> Exercise
Beginning with the line that contains "What's the underlying" and concluding with the final line of the listing below, output each line exactly, and only those lines.

> Given information
************

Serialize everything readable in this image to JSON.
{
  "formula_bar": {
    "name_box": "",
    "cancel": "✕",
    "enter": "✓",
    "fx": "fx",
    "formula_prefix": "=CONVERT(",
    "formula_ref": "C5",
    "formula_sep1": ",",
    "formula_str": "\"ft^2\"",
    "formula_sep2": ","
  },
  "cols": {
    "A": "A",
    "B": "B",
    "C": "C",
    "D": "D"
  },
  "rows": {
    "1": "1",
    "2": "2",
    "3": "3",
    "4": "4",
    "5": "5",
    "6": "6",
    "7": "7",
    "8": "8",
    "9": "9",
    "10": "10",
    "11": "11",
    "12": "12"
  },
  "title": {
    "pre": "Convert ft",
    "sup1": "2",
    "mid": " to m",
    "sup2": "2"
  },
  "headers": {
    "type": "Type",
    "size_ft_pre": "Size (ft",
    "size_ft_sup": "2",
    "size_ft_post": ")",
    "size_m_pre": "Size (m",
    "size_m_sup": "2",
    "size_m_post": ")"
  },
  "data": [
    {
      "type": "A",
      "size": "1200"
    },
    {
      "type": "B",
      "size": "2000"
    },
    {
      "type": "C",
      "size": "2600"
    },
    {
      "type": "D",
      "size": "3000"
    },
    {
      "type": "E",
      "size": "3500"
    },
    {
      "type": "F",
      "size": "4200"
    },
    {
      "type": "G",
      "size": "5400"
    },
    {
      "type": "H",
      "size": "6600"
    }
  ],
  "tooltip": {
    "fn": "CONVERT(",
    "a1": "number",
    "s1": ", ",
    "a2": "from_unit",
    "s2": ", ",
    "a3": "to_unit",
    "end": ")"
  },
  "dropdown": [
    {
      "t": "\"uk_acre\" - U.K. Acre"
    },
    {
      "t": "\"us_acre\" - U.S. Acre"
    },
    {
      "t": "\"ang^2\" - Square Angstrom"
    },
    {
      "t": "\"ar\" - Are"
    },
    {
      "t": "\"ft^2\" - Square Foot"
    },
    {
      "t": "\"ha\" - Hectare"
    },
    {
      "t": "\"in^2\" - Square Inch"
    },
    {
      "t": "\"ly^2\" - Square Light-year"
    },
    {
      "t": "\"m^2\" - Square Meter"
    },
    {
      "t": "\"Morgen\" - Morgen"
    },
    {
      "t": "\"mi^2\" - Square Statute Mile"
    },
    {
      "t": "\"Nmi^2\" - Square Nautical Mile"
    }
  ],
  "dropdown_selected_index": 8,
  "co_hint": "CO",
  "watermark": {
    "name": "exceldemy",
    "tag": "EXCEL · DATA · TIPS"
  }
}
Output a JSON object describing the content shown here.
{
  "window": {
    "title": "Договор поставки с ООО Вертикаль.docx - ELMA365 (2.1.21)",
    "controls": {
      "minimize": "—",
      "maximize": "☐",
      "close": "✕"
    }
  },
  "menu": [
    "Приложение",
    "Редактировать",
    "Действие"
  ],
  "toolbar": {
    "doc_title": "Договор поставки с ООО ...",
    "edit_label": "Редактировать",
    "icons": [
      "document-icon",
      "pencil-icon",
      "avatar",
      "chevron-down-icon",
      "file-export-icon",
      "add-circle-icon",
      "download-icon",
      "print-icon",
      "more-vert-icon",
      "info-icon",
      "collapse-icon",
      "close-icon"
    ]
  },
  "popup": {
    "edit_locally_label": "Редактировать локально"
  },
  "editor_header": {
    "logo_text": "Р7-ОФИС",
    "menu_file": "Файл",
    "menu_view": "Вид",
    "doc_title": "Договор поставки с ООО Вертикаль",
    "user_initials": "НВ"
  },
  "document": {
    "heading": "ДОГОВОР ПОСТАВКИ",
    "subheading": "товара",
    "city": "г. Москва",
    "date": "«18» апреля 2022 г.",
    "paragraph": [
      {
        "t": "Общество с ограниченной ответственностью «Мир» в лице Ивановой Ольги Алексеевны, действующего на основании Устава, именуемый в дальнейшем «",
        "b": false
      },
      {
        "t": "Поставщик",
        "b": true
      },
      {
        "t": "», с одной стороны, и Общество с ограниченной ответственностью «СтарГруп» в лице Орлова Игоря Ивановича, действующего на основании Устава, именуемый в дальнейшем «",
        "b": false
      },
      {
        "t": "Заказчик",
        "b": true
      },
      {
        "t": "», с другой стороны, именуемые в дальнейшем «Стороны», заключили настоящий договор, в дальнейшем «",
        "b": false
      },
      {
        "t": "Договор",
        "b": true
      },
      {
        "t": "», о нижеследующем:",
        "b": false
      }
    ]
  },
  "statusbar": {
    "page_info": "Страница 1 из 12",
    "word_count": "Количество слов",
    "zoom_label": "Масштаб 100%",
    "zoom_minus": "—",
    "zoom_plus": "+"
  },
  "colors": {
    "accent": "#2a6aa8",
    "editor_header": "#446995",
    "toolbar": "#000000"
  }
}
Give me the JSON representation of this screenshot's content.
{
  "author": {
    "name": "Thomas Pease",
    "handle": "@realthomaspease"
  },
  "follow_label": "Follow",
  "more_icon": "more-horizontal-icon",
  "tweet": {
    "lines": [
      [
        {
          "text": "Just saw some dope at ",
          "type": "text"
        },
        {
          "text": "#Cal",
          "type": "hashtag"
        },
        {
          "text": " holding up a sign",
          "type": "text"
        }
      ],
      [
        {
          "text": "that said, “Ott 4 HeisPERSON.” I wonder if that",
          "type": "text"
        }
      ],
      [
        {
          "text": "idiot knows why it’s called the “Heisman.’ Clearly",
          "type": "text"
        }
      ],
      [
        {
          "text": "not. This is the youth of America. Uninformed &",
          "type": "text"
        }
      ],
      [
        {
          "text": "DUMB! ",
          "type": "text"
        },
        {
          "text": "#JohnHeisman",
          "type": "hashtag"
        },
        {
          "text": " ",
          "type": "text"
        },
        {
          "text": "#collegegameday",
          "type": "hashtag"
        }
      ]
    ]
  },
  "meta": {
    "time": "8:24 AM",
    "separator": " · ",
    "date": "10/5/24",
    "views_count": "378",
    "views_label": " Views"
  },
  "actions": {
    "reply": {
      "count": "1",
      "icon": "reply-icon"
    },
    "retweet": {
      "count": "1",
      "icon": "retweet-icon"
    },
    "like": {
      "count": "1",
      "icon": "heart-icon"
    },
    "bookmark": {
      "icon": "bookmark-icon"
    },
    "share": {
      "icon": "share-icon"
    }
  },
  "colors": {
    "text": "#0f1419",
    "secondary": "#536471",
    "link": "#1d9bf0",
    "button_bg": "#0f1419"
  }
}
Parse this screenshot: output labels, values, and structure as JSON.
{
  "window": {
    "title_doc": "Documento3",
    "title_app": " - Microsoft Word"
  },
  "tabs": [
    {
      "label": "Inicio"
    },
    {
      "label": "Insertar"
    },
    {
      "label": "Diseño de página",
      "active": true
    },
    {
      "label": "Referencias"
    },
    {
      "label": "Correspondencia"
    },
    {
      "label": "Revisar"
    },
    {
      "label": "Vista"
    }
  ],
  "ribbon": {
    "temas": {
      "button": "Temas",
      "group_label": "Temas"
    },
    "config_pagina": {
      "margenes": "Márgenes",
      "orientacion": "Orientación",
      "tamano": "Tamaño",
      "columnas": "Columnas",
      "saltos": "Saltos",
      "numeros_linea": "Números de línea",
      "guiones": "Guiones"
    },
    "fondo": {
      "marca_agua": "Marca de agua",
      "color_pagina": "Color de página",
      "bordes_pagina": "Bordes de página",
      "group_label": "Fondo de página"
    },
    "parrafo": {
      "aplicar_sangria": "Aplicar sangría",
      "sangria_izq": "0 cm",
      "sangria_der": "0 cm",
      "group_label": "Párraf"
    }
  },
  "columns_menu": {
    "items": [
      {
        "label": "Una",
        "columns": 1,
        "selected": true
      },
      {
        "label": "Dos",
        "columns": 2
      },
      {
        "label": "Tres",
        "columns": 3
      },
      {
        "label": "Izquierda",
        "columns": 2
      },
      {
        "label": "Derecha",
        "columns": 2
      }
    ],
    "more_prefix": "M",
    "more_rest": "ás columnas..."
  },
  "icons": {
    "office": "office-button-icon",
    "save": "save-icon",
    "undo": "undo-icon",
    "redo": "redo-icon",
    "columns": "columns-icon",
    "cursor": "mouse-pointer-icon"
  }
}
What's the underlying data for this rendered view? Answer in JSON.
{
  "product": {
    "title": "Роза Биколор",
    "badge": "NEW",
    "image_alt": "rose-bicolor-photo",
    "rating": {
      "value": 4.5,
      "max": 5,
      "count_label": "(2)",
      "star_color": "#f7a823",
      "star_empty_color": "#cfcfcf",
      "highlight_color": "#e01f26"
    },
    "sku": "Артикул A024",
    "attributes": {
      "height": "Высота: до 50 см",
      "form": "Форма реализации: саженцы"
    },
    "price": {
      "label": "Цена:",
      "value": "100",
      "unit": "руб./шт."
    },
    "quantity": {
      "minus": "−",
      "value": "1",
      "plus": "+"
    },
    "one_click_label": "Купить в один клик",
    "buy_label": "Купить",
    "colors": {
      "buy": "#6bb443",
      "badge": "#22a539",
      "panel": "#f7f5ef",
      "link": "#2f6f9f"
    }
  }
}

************

> Reply
What's the underlying data for this rendered view? Answer in JSON.
{
  "product": {
    "title": "Роза Биколор",
    "badge": "NEW",
    "image_alt": "rose-bicolor-photo",
    "rating": {
      "value": 4.5,
      "max": 5,
      "count_label": "(2)",
      "star_color": "#f7a823",
      "star_empty_color": "#cfcfcf",
      "highlight_color": "#e01f26"
    },
    "sku": "Артикул A024",
    "attributes": {
      "height": "Высота: до 50 см",
      "form": "Форма реализации: саженцы"
    },
    "price": {
      "label": "Цена:",
      "value": "100",
      "unit": "руб./шт."
    },
    "quantity": {
      "minus": "−",
      "value": "1",
      "plus": "+"
    },
    "one_click_label": "Купить в один клик",
    "buy_label": "Купить",
    "colors": {
      "buy": "#6bb443",
      "badge": "#22a539",
      "panel": "#f7f5ef",
      "link": "#2f6f9f"
    }
  }
}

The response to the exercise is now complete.